as portrayed by Agathe Pichard, is an elusive figure: ghostlike, with
the head of a robot, lunar hair, a voice synthesised from the stars.
What kind of artist are we dealing with? A cyborg, stricken with
melancholy and obsessed with the future, with disappearance, with
appearance. In a word: a phenomenon, a fabulous phenomenon.
Something. Someone. Someone? SMITH isn't one, SMITH is a
constellation, SMITH is plural in the diversity of his work and his
It takes all the delicacy of the film to play on
the blurs that, effectively, erode the boundaries between genres,
faces and landscapes in SMITH's work. It takes all the softness of a
long-lost profile picture to compose this portrait of SMITH, one in
which his spectral relationship to the image is revealed. The image,
as it grips us and lets us slip away, capturing the invisibility of
ceaselessly appearing and disappearing bodies.
Photography is the
intimacy of distance, he tells us in his bewitching voice,
approaching us with the bionic eye of his lens.
SMITH is a whole
collection of mythologies, subject to constant change, ever in the
process of becoming 'other'. Photography rubs shoulders with
meteorites, dance composes a choreographic sequence for quantum
physics, video intertwines with philosophy. New alliances, as the
concept of désidération
suggests. Like the union of melancholy and the stars. Like a stellar
friendship that can be imagined, here, in a park, face to face with
our star, while night falls behind our closed eyes.
Paris - September 2020

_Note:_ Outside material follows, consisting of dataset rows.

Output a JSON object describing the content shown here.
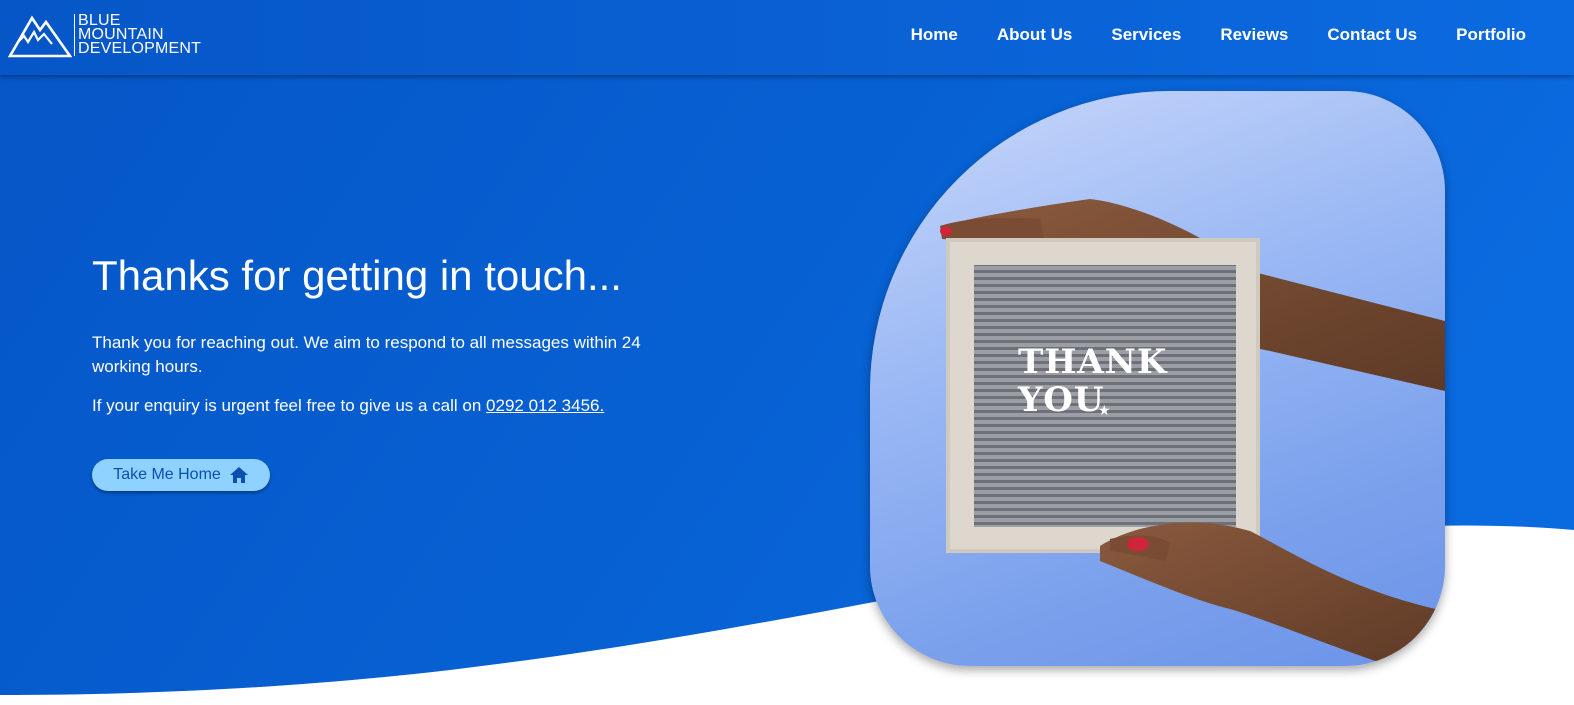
{
  "header": {
    "logo": {
      "line1": "BLUE",
      "line2": "MOUNTAIN",
      "line3": "DEVELOPMENT",
      "icon": "mountain-logo-icon"
    },
    "nav": [
      {
        "label": "Home"
      },
      {
        "label": "About Us"
      },
      {
        "label": "Services"
      },
      {
        "label": "Reviews"
      },
      {
        "label": "Contact Us"
      },
      {
        "label": "Portfolio"
      }
    ]
  },
  "hero": {
    "title": "Thanks for getting in touch...",
    "paragraph1": "Thank you for reaching out. We aim to respond to all messages within 24 working hours.",
    "paragraph2_prefix": "If your enquiry is urgent feel free to give us a call on ",
    "phone": "0292 012 3456.",
    "button_label": "Take Me Home",
    "button_icon": "home-icon"
  },
  "photo": {
    "board_line1": "THANK",
    "board_line2": "YOU"
  },
  "colors": {
    "primary_blue": "#0656c7",
    "button_bg": "#8fd2ff",
    "button_text": "#0b4fb3"
  }
}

Raphmaj was born in 1985. He lives and works in Paris. He wrote the
texts for SMITH's Astroblème and Valparaiso (si tu pleux) and in
2020 published Blandine